== ASSIGNMENT ==
Reproduce the records below exactly, leaving out any pictures.

== RECORDS ==
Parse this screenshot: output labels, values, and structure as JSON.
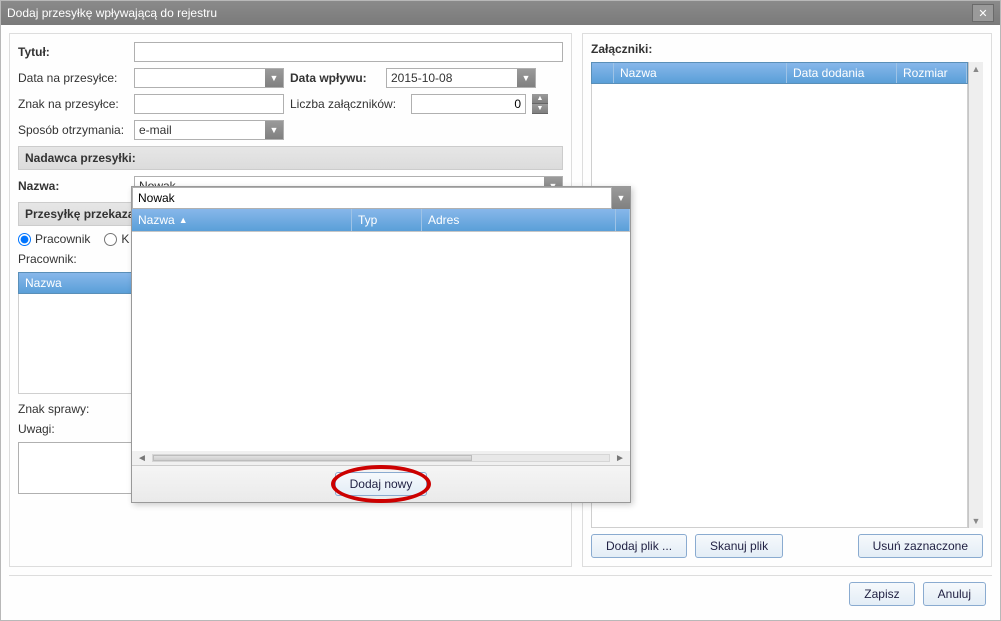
{
  "window": {
    "title": "Dodaj przesyłkę wpływającą do rejestru"
  },
  "form": {
    "title_label": "Tytuł:",
    "title_value": "",
    "date_on_label": "Data na przesyłce:",
    "date_on_value": "",
    "date_in_label": "Data wpływu:",
    "date_in_value": "2015-10-08",
    "sign_on_label": "Znak na przesyłce:",
    "sign_on_value": "",
    "att_count_label": "Liczba załączników:",
    "att_count_value": "0",
    "receive_label": "Sposób otrzymania:",
    "receive_value": "e-mail"
  },
  "sender": {
    "section": "Nadawca przesyłki:",
    "name_label": "Nazwa:",
    "name_value": "Nowak"
  },
  "forward": {
    "section": "Przesyłkę przekaza",
    "radio_employee": "Pracownik",
    "radio_k": "K",
    "employee_label": "Pracownik:",
    "grid_col_name": "Nazwa"
  },
  "matter": {
    "sign_label": "Znak sprawy:",
    "notes_label": "Uwagi:"
  },
  "attachments": {
    "header": "Załączniki:",
    "col_name": "Nazwa",
    "col_date": "Data dodania",
    "col_size": "Rozmiar",
    "btn_add_file": "Dodaj plik ...",
    "btn_scan": "Skanuj plik",
    "btn_remove": "Usuń zaznaczone"
  },
  "buttons": {
    "save": "Zapisz",
    "cancel": "Anuluj"
  },
  "popup": {
    "search_value": "Nowak",
    "col_name": "Nazwa",
    "col_type": "Typ",
    "col_address": "Adres",
    "btn_add_new": "Dodaj nowy"
  }
}
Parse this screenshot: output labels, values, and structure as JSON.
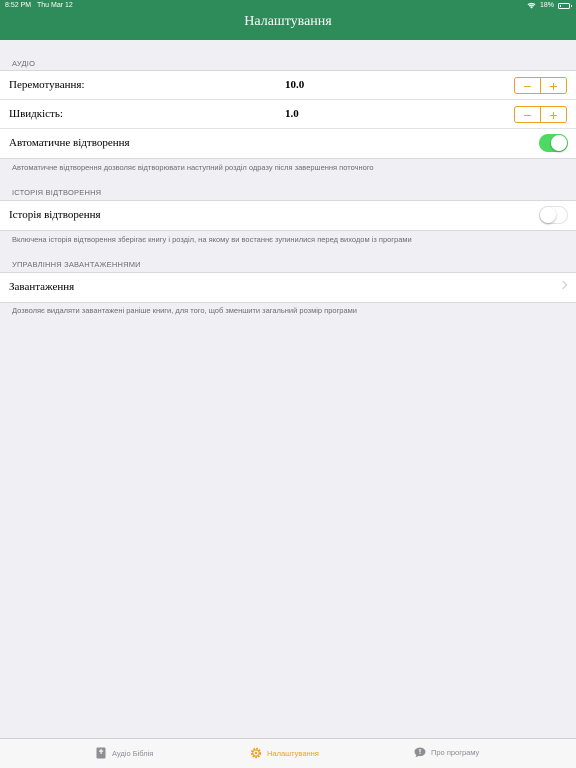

== ANSWER AREA ==
Parse this screenshot: output labels, values, and structure as JSON.
{
  "window": {
    "title": "Dodaj przesyłkę wpływającą do rejestru"
  },
  "form": {
    "title_label": "Tytuł:",
    "title_value": "",
    "date_on_label": "Data na przesyłce:",
    "date_on_value": "",
    "date_in_label": "Data wpływu:",
    "date_in_value": "2015-10-08",
    "sign_on_label": "Znak na przesyłce:",
    "sign_on_value": "",
    "att_count_label": "Liczba załączników:",
    "att_count_value": "0",
    "receive_label": "Sposób otrzymania:",
    "receive_value": "e-mail"
  },
  "sender": {
    "section": "Nadawca przesyłki:",
    "name_label": "Nazwa:",
    "name_value": "Nowak"
  },
  "forward": {
    "section": "Przesyłkę przekaza",
    "radio_employee": "Pracownik",
    "radio_k": "K",
    "employee_label": "Pracownik:",
    "grid_col_name": "Nazwa"
  },
  "matter": {
    "sign_label": "Znak sprawy:",
    "notes_label": "Uwagi:"
  },
  "attachments": {
    "header": "Załączniki:",
    "col_name": "Nazwa",
    "col_date": "Data dodania",
    "col_size": "Rozmiar",
    "btn_add_file": "Dodaj plik ...",
    "btn_scan": "Skanuj plik",
    "btn_remove": "Usuń zaznaczone"
  },
  "buttons": {
    "save": "Zapisz",
    "cancel": "Anuluj"
  },
  "popup": {
    "search_value": "Nowak",
    "col_name": "Nazwa",
    "col_type": "Typ",
    "col_address": "Adres",
    "btn_add_new": "Dodaj nowy"
  }
}
Parse this screenshot: output labels, values, and structure as JSON.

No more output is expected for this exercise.